17 Sep 2019
My feet were in no condition to make my originally planned 28Km walk to Logroño so I let my schedule slip a day and shortened my distance to Viana, only 18Kms away.
The terrain was mercifully fairly flat but the trail was still rocky as I passed through many acres of harvested wheat fields. This is definitely farm country.
It’s hard to let your mind go and be open to whatever thoughts the Camino may bring when you’re totally focused on putting your feet down in the least painful place on the path.
I finally limped into Viana to find a festival going on and parts of the Camino path through town closed for bull running. Yes, just like in Pamplona: bulls in the streets, with men in white shirts and red bandannas baiting them and running like hell. I didn’t care for it; the bulls were scrawny and pitiful looking and it just seemed cruel.
I arrived at the albergue to find the private room I’d reserved given away to some tour group. I did however get a coveted bottom bunk.
The other end of the bunk room is shown above. Pretty tight quarters. Europeans are somewhat less concerned about modesty, so facilities not segregated by gender are common and, hey, everyone behaves like an adult.
The albergue served a Pilgrim Menu dinner and I spent time with a group of women with whom I’d gotten acquainted on the path. All were over 50, two were from Australia, one from the U.S., one from Canada, and one from France. We got on very well and had fun discussing our Camino so far. These are the kinds of connections you make on the Camino.
I also ran into a retired Canadian Army Major, whom I had met in Orisson on our 1st Camino stage. He was one of the guys I got together with for pinchos in Pamplona and he was having significant pain from an old ankle injury.

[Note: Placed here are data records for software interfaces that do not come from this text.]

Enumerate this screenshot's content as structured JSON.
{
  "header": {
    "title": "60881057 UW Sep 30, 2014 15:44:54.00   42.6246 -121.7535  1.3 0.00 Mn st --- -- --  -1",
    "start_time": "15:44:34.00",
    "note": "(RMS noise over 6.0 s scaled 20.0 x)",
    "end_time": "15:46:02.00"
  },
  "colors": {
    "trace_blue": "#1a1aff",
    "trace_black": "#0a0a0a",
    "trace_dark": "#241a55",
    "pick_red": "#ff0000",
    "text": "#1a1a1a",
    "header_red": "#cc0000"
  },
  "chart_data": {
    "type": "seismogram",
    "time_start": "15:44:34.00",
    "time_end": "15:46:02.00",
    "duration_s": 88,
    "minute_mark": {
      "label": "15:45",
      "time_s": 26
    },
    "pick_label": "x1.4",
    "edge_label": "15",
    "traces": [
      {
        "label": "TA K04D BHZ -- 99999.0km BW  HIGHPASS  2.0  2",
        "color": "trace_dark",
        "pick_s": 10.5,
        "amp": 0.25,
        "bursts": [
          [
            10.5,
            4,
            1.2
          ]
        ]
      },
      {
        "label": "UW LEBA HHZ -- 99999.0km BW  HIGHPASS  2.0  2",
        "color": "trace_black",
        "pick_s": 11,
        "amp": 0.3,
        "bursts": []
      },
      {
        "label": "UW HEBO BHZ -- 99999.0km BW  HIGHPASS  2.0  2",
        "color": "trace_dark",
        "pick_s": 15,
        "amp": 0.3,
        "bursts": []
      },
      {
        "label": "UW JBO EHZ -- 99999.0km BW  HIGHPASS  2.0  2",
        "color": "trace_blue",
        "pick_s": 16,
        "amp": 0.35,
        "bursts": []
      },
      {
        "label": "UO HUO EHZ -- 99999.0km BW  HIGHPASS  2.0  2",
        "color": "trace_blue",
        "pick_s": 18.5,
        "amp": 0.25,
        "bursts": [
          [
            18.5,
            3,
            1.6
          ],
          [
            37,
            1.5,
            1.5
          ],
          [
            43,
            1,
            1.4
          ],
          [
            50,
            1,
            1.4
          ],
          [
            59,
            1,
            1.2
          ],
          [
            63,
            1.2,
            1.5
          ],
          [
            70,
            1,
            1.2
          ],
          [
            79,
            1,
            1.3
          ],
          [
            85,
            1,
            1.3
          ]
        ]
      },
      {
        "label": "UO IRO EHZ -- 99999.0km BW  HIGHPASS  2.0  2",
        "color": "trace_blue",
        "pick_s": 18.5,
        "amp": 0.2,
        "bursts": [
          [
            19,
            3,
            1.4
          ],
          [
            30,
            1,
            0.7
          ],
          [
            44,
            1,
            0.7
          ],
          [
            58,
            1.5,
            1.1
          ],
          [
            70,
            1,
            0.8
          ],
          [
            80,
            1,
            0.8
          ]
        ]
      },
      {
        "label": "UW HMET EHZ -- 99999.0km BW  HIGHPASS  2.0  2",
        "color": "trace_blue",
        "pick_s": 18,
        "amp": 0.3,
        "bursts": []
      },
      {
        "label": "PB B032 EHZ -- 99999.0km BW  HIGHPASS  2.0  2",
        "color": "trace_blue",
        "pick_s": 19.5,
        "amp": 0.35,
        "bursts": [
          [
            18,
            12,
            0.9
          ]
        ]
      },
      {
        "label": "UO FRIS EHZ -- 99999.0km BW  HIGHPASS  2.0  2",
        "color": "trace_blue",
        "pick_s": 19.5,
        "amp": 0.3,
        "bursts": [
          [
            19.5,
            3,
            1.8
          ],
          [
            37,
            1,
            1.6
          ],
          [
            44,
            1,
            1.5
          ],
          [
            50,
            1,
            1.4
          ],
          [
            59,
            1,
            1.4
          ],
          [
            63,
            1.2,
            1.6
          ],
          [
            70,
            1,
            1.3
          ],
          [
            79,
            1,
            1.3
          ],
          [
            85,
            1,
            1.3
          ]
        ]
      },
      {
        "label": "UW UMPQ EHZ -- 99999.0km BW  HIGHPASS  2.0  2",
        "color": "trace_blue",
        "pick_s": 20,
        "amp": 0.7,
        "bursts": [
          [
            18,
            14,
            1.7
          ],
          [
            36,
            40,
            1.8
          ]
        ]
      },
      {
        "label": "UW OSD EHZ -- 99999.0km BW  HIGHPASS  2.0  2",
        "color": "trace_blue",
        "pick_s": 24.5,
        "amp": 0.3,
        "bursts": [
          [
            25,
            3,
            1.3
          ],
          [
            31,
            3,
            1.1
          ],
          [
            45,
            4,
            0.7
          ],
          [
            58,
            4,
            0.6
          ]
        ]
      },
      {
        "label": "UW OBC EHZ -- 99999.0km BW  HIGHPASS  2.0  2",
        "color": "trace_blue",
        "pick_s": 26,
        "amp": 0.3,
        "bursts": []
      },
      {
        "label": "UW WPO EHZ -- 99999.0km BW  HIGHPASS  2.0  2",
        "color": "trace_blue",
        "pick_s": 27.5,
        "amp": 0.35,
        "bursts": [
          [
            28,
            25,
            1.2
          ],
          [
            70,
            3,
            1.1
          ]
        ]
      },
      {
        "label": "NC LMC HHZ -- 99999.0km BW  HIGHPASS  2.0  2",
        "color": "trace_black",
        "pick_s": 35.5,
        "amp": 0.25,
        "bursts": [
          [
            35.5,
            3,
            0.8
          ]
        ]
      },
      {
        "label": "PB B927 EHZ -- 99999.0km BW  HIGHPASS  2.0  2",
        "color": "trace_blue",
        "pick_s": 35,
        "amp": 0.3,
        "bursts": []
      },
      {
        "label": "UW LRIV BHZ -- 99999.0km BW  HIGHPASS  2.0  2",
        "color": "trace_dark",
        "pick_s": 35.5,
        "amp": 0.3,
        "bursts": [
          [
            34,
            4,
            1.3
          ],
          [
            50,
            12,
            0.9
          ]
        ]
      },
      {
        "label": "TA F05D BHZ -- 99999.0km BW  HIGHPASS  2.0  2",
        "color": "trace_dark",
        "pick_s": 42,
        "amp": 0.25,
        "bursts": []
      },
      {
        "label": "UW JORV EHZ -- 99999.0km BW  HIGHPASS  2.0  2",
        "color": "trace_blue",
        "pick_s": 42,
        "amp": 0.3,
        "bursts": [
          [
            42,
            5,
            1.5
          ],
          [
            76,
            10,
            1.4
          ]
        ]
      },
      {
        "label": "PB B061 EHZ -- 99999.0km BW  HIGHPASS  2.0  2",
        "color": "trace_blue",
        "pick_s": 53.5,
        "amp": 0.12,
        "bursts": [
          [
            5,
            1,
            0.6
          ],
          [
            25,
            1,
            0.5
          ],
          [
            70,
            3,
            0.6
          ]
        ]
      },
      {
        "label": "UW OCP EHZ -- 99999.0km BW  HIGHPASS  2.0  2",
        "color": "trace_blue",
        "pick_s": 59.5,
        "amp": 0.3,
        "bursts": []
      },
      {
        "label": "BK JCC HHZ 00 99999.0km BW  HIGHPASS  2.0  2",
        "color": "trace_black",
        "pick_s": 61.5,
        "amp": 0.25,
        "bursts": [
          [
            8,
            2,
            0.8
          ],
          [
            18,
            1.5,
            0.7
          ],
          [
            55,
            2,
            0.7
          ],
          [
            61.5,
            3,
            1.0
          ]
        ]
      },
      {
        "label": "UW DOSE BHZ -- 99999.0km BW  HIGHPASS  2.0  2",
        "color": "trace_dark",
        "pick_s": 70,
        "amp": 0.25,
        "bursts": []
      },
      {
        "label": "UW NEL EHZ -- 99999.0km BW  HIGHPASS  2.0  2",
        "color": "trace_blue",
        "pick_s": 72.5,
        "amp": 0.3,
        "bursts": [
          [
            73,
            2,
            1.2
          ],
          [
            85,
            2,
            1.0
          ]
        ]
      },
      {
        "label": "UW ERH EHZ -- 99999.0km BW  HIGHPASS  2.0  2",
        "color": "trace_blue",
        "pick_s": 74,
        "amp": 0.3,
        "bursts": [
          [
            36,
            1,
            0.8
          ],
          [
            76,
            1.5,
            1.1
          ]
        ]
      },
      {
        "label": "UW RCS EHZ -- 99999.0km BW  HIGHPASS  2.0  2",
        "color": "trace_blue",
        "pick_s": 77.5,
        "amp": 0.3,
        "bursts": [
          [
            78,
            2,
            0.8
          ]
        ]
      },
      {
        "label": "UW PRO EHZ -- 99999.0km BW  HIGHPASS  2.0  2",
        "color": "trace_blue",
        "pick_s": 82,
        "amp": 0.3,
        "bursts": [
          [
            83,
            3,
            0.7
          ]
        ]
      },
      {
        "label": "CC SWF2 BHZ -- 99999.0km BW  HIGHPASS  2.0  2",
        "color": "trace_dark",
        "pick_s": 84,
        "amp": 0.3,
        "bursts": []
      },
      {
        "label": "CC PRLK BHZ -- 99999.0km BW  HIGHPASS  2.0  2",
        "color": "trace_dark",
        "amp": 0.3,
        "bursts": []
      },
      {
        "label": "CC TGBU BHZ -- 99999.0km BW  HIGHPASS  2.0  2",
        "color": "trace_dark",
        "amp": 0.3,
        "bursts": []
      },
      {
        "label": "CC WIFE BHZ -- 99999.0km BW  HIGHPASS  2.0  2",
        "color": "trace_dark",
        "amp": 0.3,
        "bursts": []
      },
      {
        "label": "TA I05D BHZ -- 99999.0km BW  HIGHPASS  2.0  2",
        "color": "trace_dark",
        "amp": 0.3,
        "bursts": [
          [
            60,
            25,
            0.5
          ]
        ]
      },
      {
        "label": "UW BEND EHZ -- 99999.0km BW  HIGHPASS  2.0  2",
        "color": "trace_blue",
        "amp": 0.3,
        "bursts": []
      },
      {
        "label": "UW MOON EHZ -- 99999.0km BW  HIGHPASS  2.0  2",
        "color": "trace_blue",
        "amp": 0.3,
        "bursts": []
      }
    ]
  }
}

I had planned a rest day in Logroño, and so he and I hatched a plan to split the cost of a two-bedroom Airbnb-type apartment I found there in order to rest our injuries.